══ Entries shown ══

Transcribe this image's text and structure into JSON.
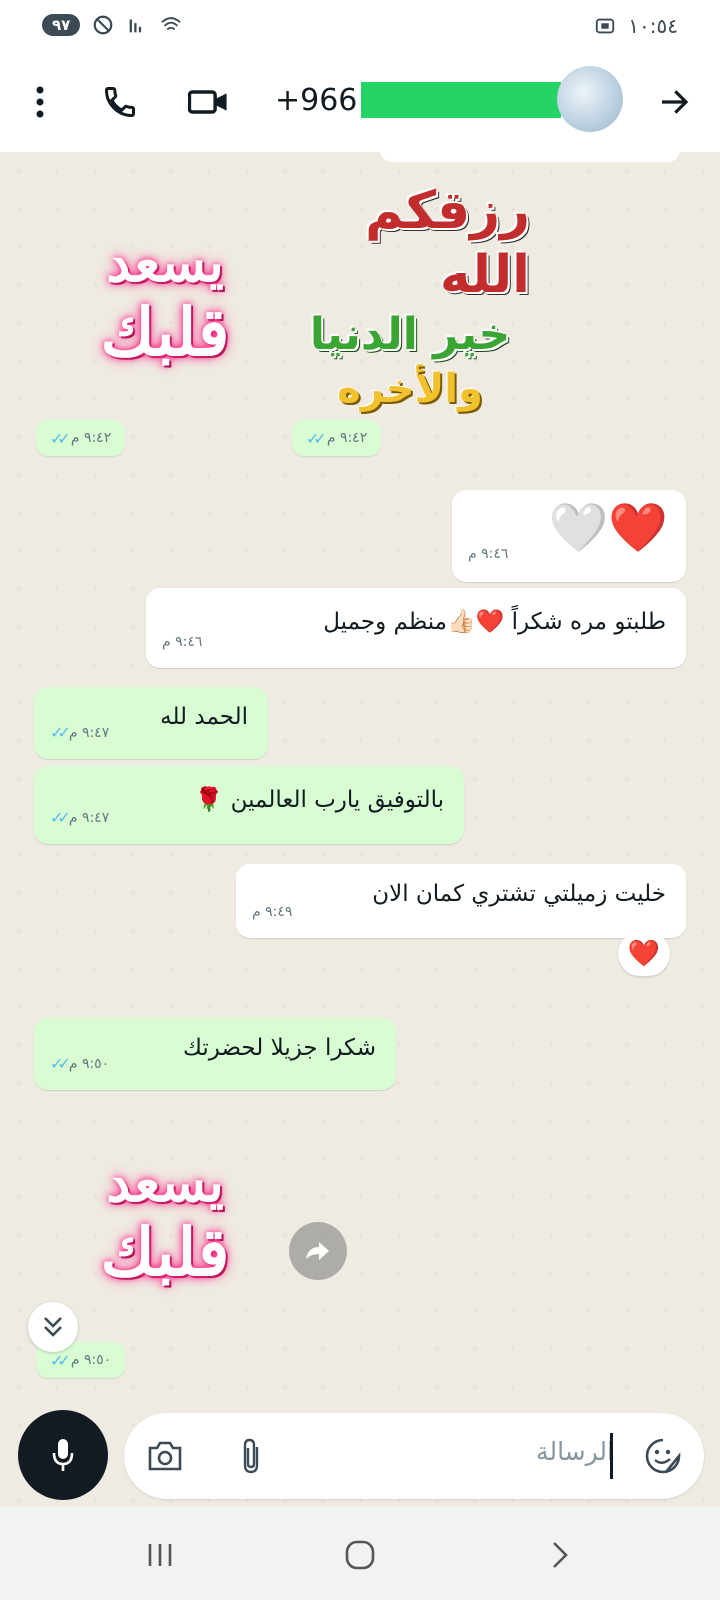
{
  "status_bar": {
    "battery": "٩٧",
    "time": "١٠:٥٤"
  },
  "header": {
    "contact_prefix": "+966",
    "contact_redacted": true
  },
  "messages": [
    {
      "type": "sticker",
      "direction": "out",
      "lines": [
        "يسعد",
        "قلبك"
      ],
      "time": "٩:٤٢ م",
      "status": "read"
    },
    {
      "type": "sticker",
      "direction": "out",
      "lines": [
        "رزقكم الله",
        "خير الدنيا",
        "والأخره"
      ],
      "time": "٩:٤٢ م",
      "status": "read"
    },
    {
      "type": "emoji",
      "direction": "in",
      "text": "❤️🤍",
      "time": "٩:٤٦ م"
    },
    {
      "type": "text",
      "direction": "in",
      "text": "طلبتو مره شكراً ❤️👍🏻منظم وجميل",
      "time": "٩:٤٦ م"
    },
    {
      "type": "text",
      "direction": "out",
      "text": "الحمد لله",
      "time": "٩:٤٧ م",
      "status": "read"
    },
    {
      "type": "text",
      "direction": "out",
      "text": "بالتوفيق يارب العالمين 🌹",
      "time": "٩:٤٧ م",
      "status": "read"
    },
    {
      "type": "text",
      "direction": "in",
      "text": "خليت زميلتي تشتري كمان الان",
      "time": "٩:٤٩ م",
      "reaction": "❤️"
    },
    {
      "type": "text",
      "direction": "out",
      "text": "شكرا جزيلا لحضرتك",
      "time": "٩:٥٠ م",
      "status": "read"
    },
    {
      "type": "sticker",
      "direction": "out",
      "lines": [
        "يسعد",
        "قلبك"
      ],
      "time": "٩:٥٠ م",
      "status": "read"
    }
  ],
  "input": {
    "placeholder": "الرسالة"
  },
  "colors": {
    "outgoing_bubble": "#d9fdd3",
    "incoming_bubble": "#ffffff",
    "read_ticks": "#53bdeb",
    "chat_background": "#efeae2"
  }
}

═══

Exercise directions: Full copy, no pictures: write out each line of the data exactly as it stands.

Written response:
Transcribe this image's text and structure into JSON.
{
  "status_bar": {
    "battery": "٩٧",
    "time": "١٠:٥٤"
  },
  "header": {
    "contact_prefix": "+966",
    "contact_redacted": true
  },
  "messages": [
    {
      "type": "sticker",
      "direction": "out",
      "lines": [
        "يسعد",
        "قلبك"
      ],
      "time": "٩:٤٢ م",
      "status": "read"
    },
    {
      "type": "sticker",
      "direction": "out",
      "lines": [
        "رزقكم الله",
        "خير الدنيا",
        "والأخره"
      ],
      "time": "٩:٤٢ م",
      "status": "read"
    },
    {
      "type": "emoji",
      "direction": "in",
      "text": "❤️🤍",
      "time": "٩:٤٦ م"
    },
    {
      "type": "text",
      "direction": "in",
      "text": "طلبتو مره شكراً ❤️👍🏻منظم وجميل",
      "time": "٩:٤٦ م"
    },
    {
      "type": "text",
      "direction": "out",
      "text": "الحمد لله",
      "time": "٩:٤٧ م",
      "status": "read"
    },
    {
      "type": "text",
      "direction": "out",
      "text": "بالتوفيق يارب العالمين 🌹",
      "time": "٩:٤٧ م",
      "status": "read"
    },
    {
      "type": "text",
      "direction": "in",
      "text": "خليت زميلتي تشتري كمان الان",
      "time": "٩:٤٩ م",
      "reaction": "❤️"
    },
    {
      "type": "text",
      "direction": "out",
      "text": "شكرا جزيلا لحضرتك",
      "time": "٩:٥٠ م",
      "status": "read"
    },
    {
      "type": "sticker",
      "direction": "out",
      "lines": [
        "يسعد",
        "قلبك"
      ],
      "time": "٩:٥٠ م",
      "status": "read"
    }
  ],
  "input": {
    "placeholder": "الرسالة"
  },
  "colors": {
    "outgoing_bubble": "#d9fdd3",
    "incoming_bubble": "#ffffff",
    "read_ticks": "#53bdeb",
    "chat_background": "#efeae2"
  }
}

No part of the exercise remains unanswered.